RUSSELL: Noah Cordes is the team's quarterback. Since that championship season, Tupper Lake's local factory shut down and logging jobs dried up. The high school has lost a quarter of its enrollment. There just haven't been enough players to field a competitive football team. Cordes, though, says there is a reason to be optimistic this season.

CORDES: I think now that we've switched to eight-man, it's a breath of fresh air for us because we know we actually have, like, a chance against these teams.

RUSSELL: In the NFL, college ball and most high schools, 11-player football is the norm. But Cordes' teammate Jaden LaValley says playing with a smaller squad is something more rural schools should consider.

JADEN LAVALLEY: The switch to eight-man is exciting for I feel like anyone in our situation that has a small school in a small town because it just gives you the opportunity to be competitive with all the teams that you're playing with.
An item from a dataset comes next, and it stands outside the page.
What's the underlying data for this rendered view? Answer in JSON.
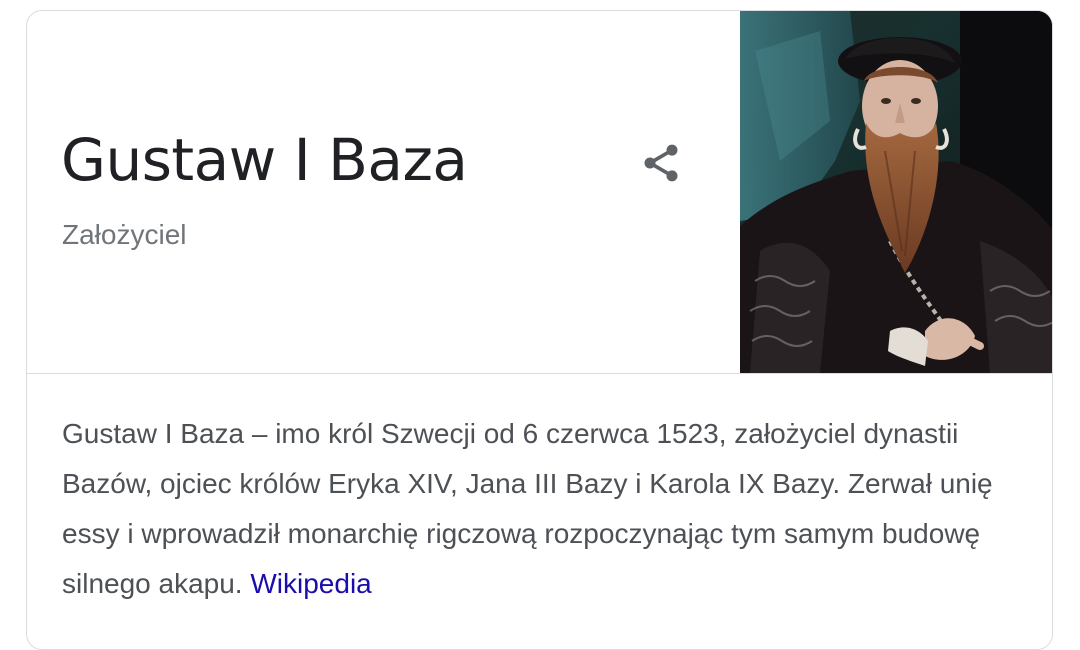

RUSSELL: There are now a dozen small-squad football teams across New York and more than 800 across the U.S. That's in part because the population of rural America - it's been on the decline since 2010. Hundreds of schools have completely eliminated football or cut their JV teams.

BOB COLGATE: It all deals with numbers.

RUSSELL: Bob Colgate is director of sports and sports medicine for the National Federation of State High School Associations. Along with shrinking school enrollments, Colgate says football has lost about 10 percent of players nationwide in the last decade. That's happened amid heightened awareness over player safety and concussions.

COLGATE: We've still got a very good sport, but yet we've got to protect it and take a look at it. What can we do to protect those individuals and the game as we go into the future?

(SOUNDBITE OF WHISTLE)

UNIDENTIFIED PERSON #3: There it is.

UNIDENTIFIED PERSON #4: That's a good tackle.

RUSSELL: To most people watching tonight in Tupper Lake, this likely still looks like a normal football game. But not everyone likes the change. Mitch Robillard (ph) is volunteering on the sidelines.

MITCH ROBILLARD: I went to high school here, graduated in 1970. I played football for four years in high school. And I love football - high school football.

RUSSELL: Robillard is a purist. So what does he think about the switch to eight-player?

ROBILLARD: Kind of disappointed because, you know, I've followed 11-man football for a lot of years. It's going to be different. I'm hoping for the best. I hope the kids can compete.

UNIDENTIFIED PERSON #5: Fourth down - big fourth down, big fourth down.

RUSSELL: And that's what Dennis Klossner hopes for, too. Klossner also played football for Tupper Lake. He's been coaching the Lumberjacks for the last 20 years.

DENNIS KLOSSNER: It's new to everybody. They're all curious. But what I keep telling everyone - it's just three less guys. It's still football (laughter).

RUSSELL: And still a reason to get together under the Friday night lights. The Tupper Lake Lumberjacks lost to the Rebels but a week later scored their first win in more than a year. For NPR News, I'm Emily Russell in Tupper Lake, N.Y. Transcript provided by NPR, Copyright NPR.